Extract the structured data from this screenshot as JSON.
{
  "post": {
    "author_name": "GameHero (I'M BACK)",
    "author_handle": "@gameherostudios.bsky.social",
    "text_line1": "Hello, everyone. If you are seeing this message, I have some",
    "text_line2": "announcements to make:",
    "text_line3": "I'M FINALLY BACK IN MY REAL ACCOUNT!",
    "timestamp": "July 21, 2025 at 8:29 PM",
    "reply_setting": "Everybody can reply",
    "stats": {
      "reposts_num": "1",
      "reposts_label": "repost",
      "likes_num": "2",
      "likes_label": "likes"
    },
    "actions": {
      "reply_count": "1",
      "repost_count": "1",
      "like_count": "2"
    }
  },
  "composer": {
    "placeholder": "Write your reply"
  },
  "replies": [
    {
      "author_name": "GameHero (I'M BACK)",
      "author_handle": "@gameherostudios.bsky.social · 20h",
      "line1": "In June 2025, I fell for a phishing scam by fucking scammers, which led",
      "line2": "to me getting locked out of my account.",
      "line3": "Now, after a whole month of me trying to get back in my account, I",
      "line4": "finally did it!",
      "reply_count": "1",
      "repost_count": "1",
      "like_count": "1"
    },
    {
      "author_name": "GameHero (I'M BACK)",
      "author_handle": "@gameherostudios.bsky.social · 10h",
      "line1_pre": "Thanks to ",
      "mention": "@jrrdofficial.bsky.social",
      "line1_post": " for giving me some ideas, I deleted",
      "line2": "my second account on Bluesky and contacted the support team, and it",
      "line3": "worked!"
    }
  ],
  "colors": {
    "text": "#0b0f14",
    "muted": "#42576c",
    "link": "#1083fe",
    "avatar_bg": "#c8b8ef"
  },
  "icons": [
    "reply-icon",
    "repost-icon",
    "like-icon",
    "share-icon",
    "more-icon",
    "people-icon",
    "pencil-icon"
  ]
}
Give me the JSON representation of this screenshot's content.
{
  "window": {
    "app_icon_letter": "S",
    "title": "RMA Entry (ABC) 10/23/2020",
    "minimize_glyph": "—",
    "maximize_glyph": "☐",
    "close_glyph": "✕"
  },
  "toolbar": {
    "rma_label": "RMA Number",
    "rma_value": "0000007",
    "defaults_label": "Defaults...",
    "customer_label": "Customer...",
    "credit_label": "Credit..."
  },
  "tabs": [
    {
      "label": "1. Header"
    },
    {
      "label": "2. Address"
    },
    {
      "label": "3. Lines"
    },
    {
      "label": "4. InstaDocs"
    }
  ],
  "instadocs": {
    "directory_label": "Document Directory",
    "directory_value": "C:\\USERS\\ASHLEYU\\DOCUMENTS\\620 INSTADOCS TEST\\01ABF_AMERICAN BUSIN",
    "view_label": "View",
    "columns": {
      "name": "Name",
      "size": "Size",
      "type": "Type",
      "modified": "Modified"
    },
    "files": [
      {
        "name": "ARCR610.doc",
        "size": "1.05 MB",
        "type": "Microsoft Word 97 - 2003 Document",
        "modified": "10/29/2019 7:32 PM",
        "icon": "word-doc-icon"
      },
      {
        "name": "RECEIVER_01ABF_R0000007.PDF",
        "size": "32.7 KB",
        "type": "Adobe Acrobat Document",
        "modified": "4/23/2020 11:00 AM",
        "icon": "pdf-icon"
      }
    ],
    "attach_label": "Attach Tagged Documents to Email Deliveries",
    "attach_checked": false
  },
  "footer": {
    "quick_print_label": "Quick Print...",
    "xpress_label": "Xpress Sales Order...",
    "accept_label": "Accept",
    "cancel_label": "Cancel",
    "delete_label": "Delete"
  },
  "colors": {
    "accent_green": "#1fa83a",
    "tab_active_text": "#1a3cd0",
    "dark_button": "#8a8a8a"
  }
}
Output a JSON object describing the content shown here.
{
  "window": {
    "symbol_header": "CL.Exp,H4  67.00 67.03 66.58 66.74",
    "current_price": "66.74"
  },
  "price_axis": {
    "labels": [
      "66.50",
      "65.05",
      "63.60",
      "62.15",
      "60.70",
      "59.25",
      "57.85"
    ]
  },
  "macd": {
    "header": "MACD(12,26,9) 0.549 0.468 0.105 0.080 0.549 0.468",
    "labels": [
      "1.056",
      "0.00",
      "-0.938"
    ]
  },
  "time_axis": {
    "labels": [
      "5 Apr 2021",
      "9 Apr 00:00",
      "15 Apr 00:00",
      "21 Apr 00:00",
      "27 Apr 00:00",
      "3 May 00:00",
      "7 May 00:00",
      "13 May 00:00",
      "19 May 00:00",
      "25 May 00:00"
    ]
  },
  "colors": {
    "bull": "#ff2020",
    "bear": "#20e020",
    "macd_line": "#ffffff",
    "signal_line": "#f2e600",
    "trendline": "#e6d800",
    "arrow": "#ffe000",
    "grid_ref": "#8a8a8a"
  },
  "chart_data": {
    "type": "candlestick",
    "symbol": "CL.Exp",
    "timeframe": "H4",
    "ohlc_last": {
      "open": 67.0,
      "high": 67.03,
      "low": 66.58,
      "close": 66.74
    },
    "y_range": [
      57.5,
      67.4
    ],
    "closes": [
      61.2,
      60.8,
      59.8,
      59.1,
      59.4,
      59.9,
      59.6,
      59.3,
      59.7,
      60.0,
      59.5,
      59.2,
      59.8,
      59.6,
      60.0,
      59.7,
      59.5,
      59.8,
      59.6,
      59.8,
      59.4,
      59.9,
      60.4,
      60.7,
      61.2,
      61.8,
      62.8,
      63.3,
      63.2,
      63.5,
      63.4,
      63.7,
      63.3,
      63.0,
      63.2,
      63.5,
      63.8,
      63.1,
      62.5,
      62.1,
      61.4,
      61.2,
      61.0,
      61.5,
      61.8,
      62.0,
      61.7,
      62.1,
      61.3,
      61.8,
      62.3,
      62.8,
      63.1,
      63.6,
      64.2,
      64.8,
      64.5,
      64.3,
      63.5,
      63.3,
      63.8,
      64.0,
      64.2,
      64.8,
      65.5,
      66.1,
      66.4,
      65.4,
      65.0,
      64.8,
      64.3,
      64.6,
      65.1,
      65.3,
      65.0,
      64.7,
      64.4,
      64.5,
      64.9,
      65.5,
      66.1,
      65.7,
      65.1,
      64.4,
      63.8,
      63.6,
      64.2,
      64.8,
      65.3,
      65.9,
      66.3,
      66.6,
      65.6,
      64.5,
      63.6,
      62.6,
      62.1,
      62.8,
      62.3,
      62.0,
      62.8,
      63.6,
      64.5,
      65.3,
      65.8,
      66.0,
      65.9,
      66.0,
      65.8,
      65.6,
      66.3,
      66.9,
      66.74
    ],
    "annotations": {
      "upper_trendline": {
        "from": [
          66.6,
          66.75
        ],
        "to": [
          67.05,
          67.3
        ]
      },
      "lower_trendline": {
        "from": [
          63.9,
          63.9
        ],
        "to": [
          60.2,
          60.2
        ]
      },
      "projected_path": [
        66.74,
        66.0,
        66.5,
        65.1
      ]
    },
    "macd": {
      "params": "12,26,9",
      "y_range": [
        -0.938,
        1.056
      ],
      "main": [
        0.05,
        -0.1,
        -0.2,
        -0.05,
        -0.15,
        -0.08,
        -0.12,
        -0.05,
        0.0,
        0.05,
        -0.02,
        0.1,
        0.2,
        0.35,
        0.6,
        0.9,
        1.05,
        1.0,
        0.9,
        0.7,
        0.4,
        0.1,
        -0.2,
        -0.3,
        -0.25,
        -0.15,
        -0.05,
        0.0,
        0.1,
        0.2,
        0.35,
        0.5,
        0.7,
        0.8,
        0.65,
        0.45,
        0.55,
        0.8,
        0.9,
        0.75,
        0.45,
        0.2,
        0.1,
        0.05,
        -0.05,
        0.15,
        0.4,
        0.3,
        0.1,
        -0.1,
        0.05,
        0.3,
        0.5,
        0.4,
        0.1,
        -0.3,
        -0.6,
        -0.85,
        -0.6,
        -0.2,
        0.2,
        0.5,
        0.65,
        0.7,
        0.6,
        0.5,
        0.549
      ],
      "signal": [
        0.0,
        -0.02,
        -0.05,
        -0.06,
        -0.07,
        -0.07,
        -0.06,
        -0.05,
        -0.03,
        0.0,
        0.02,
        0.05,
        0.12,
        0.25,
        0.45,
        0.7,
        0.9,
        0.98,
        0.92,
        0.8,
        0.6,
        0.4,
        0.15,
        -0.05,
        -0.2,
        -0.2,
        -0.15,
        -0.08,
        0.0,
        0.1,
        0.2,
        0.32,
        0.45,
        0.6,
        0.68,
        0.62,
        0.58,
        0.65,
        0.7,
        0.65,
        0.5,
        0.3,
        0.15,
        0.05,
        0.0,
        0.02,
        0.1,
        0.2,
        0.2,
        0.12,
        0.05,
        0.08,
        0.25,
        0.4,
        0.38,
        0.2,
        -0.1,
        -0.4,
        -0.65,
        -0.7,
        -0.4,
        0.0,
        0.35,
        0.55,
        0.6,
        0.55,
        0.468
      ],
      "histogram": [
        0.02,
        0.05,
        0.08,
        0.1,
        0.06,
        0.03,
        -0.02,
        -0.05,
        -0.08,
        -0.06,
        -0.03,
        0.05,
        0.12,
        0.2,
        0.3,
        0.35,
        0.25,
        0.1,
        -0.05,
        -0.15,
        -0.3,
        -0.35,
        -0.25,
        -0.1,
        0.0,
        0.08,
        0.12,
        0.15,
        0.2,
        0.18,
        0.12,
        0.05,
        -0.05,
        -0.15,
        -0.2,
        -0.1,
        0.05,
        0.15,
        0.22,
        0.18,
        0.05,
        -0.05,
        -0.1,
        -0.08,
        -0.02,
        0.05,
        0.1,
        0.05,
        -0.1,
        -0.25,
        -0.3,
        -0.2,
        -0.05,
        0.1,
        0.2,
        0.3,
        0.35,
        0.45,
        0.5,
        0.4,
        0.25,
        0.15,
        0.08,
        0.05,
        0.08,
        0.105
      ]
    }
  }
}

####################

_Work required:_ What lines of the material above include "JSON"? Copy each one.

_Completed task:_
Extract the structured data from this screenshot as JSON.
Give me the JSON representation of this screenshot's content.
Output a JSON object describing the content shown here.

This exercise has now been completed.